“Dogs left in a hot car is not illegal by itself,” Miller said. “If the animal is suffering or likely to suffer, then it may be a crime. Animal Services, per 597.7 of the penal code, gives the power to break the window and remove the dog if the animal’s safety appears to be in immediate danger.”

Miller added that Animal Services can take a reading of the temperature inside the car, and citations can be issued. If an animal suffers great bodily injury, the penal code addresses this with a misdemeanor charge and fines or jail time, or both.

You can report dogs you see left unattended in cars during the summer heat, and many times you can get store employees to make an announcement over a loudspeaker system.

What are your thoughts?

• Anne Marie Fuller, National Mrs. Beauties of the Nation and Mrs. California BOTN, is the host of "Helpful Hints with Anne Marie” on Channel 26. Contact her at annemarie@columnist.com.

 
Comments
(7)
Comments-icon Post a Comment
ertion
|
July 01, 2014
Allowing fireworks a few days before the 4th is not insane, just legalizing what folks are going to do anyway, harmless activity.
Macpup
|
July 03, 2014
It's not a harmless activity - my dog trembles for hours after just one firework is set off, and I'm sure he isn't the only one. Also, the Fire Department doesn't classify it as harmless either - especially in a drought!

The idea that we should legalize something just because folks are going to do it anyway is absurd.
victor_jm
|
July 03, 2014
Yes, we must always try to define and defend our assertions. Fireworks is a "harmless activity." Well, does this mean all fireworks is a harmless activity? What questions do we ask ourselves about the production and ignition and disposal of fireworks? What experiences do we have while listening to them or watching them? Is our response to fireworks an expression of acculturation or human nature? Particular fireworks have been going off in our neighborhood for two weeks now. In the last couple of days, these 'fireworks' have escalated to miniature bombs (m-80s or greater?) As for dogs being scared by them, my attitude toward animals is essentially non-discriminatory.

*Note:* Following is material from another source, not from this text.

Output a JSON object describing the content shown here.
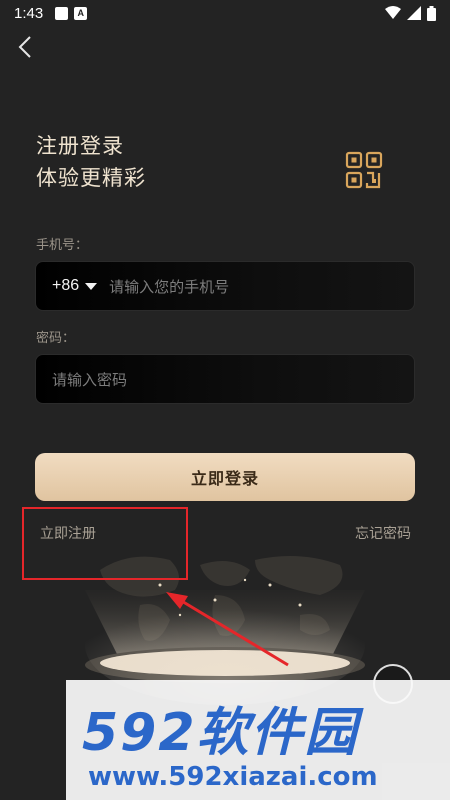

If you can't care less about the life of a cow, which would like to live as much as your dog would, because you eat the cow, I really don't care about your dog's fright.
Macpup
|
July 01, 2014
It is insane that our City Council allows fireworks for the week prior to the 4th. No prescription or loud music eases my dog's anxiety because the fireworks being set off aren't SAFE AND SANE - they sound like a war zone! Of course, these same individuals that are setting off illegal fireworks, also don't abide by the limit of only one week.

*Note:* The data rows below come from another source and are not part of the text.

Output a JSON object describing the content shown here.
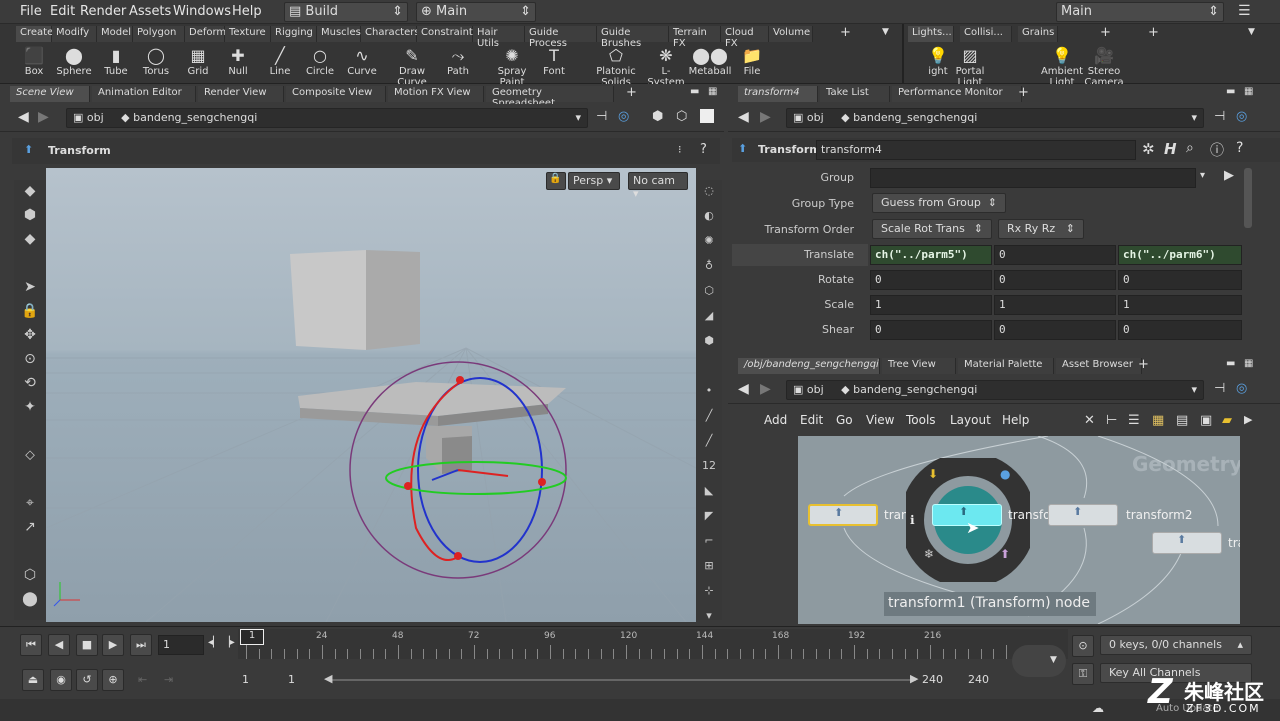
{
  "menubar": {
    "items": [
      "File",
      "Edit",
      "Render",
      "Assets",
      "Windows",
      "Help"
    ],
    "desktop_left": "Build",
    "desktop_mid": "Main",
    "desktop_right": "Main"
  },
  "shelf": {
    "tabs": [
      "Create",
      "Modify",
      "Model",
      "Polygon",
      "Deform",
      "Texture",
      "Rigging",
      "Muscles",
      "Characters",
      "Constraints",
      "Hair Utils",
      "Guide Process",
      "Guide Brushes",
      "Terrain FX",
      "Cloud FX",
      "Volume"
    ],
    "tools": [
      "Box",
      "Sphere",
      "Tube",
      "Torus",
      "Grid",
      "Null",
      "Line",
      "Circle",
      "Curve",
      "Draw Curve",
      "Path",
      "Spray Paint",
      "Font",
      "Platonic Solids",
      "L-System",
      "Metaball",
      "File"
    ],
    "right_tabs": [
      "Lights...",
      "Collisi...",
      "Grains"
    ],
    "right_tools": [
      "ight",
      "Portal Light",
      "Ambient Light",
      "Stereo Camera"
    ]
  },
  "left_pane": {
    "tabs": [
      "Scene View",
      "Animation Editor",
      "Render View",
      "Composite View",
      "Motion FX View",
      "Geometry Spreadsheet"
    ],
    "path_obj": "obj",
    "path_node": "bandeng_sengchengqi",
    "header_title": "Transform",
    "persp": "Persp",
    "cam": "No cam"
  },
  "param_pane": {
    "tabs": [
      "transform4",
      "Take List",
      "Performance Monitor"
    ],
    "path_obj": "obj",
    "path_node": "bandeng_sengchengqi",
    "type_label": "Transform",
    "node_name": "transform4",
    "params": {
      "group_label": "Group",
      "group_value": "",
      "group_type_label": "Group Type",
      "group_type_value": "Guess from Group",
      "order_label": "Transform Order",
      "order_value": "Scale Rot Trans",
      "rot_order_value": "Rx Ry Rz",
      "translate_label": "Translate",
      "translate": [
        "ch(\"../parm5\")",
        "0",
        "ch(\"../parm6\")"
      ],
      "rotate_label": "Rotate",
      "rotate": [
        "0",
        "0",
        "0"
      ],
      "scale_label": "Scale",
      "scale": [
        "1",
        "1",
        "1"
      ],
      "shear_label": "Shear",
      "shear": [
        "0",
        "0",
        "0"
      ]
    }
  },
  "network_pane": {
    "tabs": [
      "/obj/bandeng_sengchengqi",
      "Tree View",
      "Material Palette",
      "Asset Browser"
    ],
    "path_obj": "obj",
    "path_node": "bandeng_sengchengqi",
    "menu": [
      "Add",
      "Edit",
      "Go",
      "View",
      "Tools",
      "Layout",
      "Help"
    ],
    "watermark": "Geometry",
    "nodes": [
      "transf",
      "transfo",
      "transform2",
      "trans"
    ],
    "tooltip": "transform1 (Transform) node"
  },
  "timeline": {
    "frame": "1",
    "ticks": [
      "1",
      "24",
      "48",
      "72",
      "96",
      "120",
      "144",
      "168",
      "192",
      "216"
    ],
    "start": "1",
    "start2": "1",
    "end": "240",
    "end2": "240",
    "keys_info": "0 keys, 0/0 channels",
    "key_all": "Key All Channels",
    "auto_update": "Auto Update"
  },
  "brand": {
    "logo_text": "朱峰社区",
    "logo_url_text": "ZF3D.COM"
  }
}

warthog69
|
June 27, 2014
Most people I see with dogs shouldn't even own dogs. They are horrible people with no feelings for the dog or anyone else. To many people let there dogs walk free @Veterans park and do not follow the leash law. Why would any of these people follow any other kind of animal laws? Tracy animal control will only give a citation not a ticket so these people will never learn. These idiots live in a ME first world.

victor_jm
|
June 27, 2014
Why should I care about dogs? Why should I care about any animal? Which animals should I care about? The fact is this: our laws protect some animals, but not others.

I think owning an animal is a "ME-first" mentality.

I don't lightly ask these questions.
victor_jm
|
June 27, 2014
Animal control is a social (canine) service that has nothing to say about what is truly right about the animal situation in this country because they are interested in growth. If they weren't interested in growth, they would have done something other than petitioning for a larger facility. They are misguided folk.


We encourage readers to share online comments in this forum, but please keep them respectful and constructive. This is not a space for personal attacks, libelous statements, profanity or racist slurs. Comments that stray from the topic of the story or are found to contain abusive language are subject to removal at the Press’ discretion, and the writer responsible will be subject to being blocked from making further comments and have their past comments deleted. Readers may report inappropriate comments by e-mailing the editor at tpnews@tracypress.com.